They were the last to leave the small island.
It had got too big for them, the circle
in which they could move tightening around
their frailty till they spent most of the day
fretting about the next: anxious and vexed.
He had a line out for rockfish when a
gust near took him off the cliff. She had a
bad fall feeding the hens. No neighbours no
friends. No-one to call on. Him no longer
able for the curragh, its heavy oars.
Indoors, they spilt milk and could not keep the
fire in, both sitting shivering of a
morning till the turf caught and they could heat
water for tea, listening to the sea,
the wind whistling in off the Atlantic.
Once or twice something made them panic and
they hastened to embrace to make it go
away. Till one day they both knew: a clear
view of the island from bungalow
in the village would have to see them through.
The pair of cows were sold, almost too old
now for milking. The hens they gave away.
On the last day they walked clockwise
around the well three times, reciting the
prayer, commending its care to Mary.
Young Hugh from the pub ferried them over,
the kitchen left to the mice, the walls to
the lichen, the pasture to the brambles.

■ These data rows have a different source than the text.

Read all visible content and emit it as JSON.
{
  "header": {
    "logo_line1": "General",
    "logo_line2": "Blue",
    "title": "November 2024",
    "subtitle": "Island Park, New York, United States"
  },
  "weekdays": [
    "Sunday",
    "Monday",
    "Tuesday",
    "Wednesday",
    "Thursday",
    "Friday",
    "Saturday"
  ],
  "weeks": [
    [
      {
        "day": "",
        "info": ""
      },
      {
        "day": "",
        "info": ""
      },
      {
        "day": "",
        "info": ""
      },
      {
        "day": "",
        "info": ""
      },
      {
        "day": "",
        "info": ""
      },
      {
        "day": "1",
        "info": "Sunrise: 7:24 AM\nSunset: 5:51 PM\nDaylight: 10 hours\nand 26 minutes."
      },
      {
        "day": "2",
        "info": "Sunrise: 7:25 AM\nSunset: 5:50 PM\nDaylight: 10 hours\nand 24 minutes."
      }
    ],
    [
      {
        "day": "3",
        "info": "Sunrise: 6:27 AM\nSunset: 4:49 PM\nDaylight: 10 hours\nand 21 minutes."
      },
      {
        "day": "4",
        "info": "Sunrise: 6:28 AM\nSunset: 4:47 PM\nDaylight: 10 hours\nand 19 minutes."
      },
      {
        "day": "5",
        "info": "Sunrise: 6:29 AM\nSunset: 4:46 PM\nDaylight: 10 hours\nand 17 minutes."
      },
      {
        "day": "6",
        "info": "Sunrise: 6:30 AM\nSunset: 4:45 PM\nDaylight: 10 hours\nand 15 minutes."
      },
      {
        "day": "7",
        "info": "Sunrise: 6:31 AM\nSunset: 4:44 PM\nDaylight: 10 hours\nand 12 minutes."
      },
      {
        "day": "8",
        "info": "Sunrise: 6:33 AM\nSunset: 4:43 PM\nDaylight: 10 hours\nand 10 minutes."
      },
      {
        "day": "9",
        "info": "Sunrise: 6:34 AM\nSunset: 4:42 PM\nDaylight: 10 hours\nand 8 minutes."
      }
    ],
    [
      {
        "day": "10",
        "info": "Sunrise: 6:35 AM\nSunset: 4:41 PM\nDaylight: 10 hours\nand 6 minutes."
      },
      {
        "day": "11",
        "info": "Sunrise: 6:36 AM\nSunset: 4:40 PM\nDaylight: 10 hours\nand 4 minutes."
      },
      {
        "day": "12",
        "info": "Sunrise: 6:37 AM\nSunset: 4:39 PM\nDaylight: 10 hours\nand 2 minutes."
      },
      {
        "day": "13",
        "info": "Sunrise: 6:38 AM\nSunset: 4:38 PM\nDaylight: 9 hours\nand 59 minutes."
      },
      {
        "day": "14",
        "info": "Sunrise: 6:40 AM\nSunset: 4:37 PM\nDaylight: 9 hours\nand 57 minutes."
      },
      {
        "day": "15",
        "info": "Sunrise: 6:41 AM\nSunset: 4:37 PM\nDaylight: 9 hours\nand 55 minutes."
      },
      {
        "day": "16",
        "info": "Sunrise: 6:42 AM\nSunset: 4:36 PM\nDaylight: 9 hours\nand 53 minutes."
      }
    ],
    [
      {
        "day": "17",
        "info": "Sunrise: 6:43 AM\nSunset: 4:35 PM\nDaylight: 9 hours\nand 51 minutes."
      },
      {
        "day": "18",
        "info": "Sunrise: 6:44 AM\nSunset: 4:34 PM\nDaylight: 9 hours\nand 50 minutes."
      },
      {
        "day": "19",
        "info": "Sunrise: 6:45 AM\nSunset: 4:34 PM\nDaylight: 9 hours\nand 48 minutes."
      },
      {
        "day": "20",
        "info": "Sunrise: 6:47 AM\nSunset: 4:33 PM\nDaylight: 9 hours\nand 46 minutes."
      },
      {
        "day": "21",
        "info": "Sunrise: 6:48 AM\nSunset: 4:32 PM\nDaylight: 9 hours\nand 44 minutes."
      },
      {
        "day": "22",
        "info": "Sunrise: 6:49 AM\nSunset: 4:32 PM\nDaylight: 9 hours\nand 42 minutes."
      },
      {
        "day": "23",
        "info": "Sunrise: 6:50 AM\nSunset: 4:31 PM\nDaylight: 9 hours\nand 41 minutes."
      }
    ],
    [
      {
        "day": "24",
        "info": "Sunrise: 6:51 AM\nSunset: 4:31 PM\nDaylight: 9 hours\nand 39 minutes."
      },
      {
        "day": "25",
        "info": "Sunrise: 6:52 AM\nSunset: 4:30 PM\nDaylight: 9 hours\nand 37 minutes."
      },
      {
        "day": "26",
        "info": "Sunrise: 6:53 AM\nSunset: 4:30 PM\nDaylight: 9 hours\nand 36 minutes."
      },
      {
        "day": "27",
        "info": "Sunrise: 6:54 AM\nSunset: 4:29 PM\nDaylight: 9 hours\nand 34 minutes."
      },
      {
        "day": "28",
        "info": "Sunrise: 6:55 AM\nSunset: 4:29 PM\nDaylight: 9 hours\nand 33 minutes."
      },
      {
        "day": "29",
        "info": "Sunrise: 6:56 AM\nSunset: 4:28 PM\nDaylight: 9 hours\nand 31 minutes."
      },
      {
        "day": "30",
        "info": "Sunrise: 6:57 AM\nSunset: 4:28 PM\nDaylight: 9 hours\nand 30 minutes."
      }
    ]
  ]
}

They sat holding hands. It was the bitter
wind that brought the tears to their eyes.
Glenn Hubbard lives in Madrid and has been writing poetry since 2013. This year he won the Bangor Literary Journal’s 40 Word Poem competition. The greatest influence on his poetry has been R. F. Langley.